Pine Island Glacier once sat on top of the ridge, which slowed the flow of the glacial ice into the sea. In recent decades, though, the glacier thinned and disconnected from the ridge, which allowed the ice to flow more rapidly from land to sea.
The separation from the ridge also let in warmer water "from deep down in the water masses that circulate around Antarctica [that] hasn't been in contact with the ocean surface for a long time," said Christian Schoof of the University of British Columbia in Canada, who was not a part of the team that studied the glacier.

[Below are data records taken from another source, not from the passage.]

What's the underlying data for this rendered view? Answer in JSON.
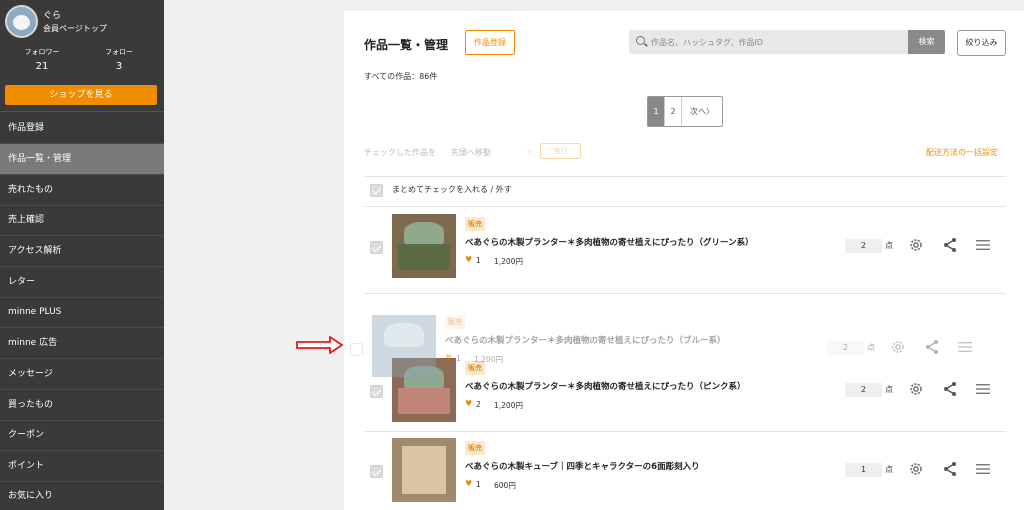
{
  "sidebar": {
    "user_name": "ぐら",
    "mypage_label": "会員ページトップ",
    "followers_label": "フォロワー",
    "followers_count": "21",
    "following_label": "フォロー",
    "following_count": "3",
    "shop_button": "ショップを見る",
    "items": [
      {
        "label": "作品登録"
      },
      {
        "label": "作品一覧・管理"
      },
      {
        "label": "売れたもの"
      },
      {
        "label": "売上確認"
      },
      {
        "label": "アクセス解析"
      },
      {
        "label": "レター"
      },
      {
        "label": "minne PLUS"
      },
      {
        "label": "minne 広告"
      },
      {
        "label": "メッセージ"
      },
      {
        "label": "買ったもの"
      },
      {
        "label": "クーポン"
      },
      {
        "label": "ポイント"
      },
      {
        "label": "お気に入り"
      }
    ]
  },
  "header": {
    "title": "作品一覧・管理",
    "register_button": "作品登録",
    "search_placeholder": "作品名、ハッシュタグ、作品ID",
    "search_button": "検索",
    "filter_button": "絞り込み"
  },
  "total_label": "すべての作品：86件",
  "pagination": {
    "current": "1",
    "page2": "2",
    "next": "次へ〉"
  },
  "bulk": {
    "label": "チェックした作品を",
    "select_value": "先頭へ移動",
    "exec_button": "実行",
    "shipping_link": "配送方法の一括設定",
    "select_all_label": "まとめてチェックを入れる / 外す"
  },
  "products": [
    {
      "tag": "販売",
      "name": "べあぐらの木製プランター＊多肉植物の寄せ植えにぴったり（グリーン系）",
      "likes": "1",
      "price": "1,200円",
      "qty": "2",
      "unit": "点"
    },
    {
      "tag": "販売",
      "name": "べあぐらの木製プランター＊多肉植物の寄せ植えにぴったり（ピンク系）",
      "likes": "2",
      "price": "1,200円",
      "qty": "2",
      "unit": "点"
    },
    {
      "tag": "販売",
      "name": "べあぐらの木製キューブ｜四季とキャラクターの6面彫刻入り",
      "likes": "1",
      "price": "600円",
      "qty": "1",
      "unit": "点"
    }
  ],
  "dragging": {
    "tag": "販売",
    "name": "べあぐらの木製プランター＊多肉植物の寄せ植えにぴったり（ブルー系）",
    "likes": "1",
    "price": "1,200円",
    "qty": "2",
    "unit": "点"
  },
  "colors": {
    "accent": "#f08c00",
    "sidebar_bg": "#3a3a3a",
    "arrow": "#e21b1b"
  }
}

The warm waters can flood over the ridge and into a widening cavity that now extends to an area of about 390 square miles (1,000 square kilometers) under the ice shelf. Those warm waters are causing the bottom of the ice shelf to melt, resulting in continuous thinning and acceleration of the glacier, which could cause more of the ice that is currently on land to melt into the sea and contribute more to sea level rise.
Connection to climate change?
What caused the initial separation of the glacier from the ridge is uncertain.
Researchers only began to closely study Pine Island Glacier in the 1990s, so there are no direct observations of the glacier before and during its separation from the ridge. To learn more about that process, scientists will need to use ice cores (long cylinders of ice drilled from glaciers that show the successive layers of ice that formed over the years) and computer modeling to figure exactly what happened, Jenkins said.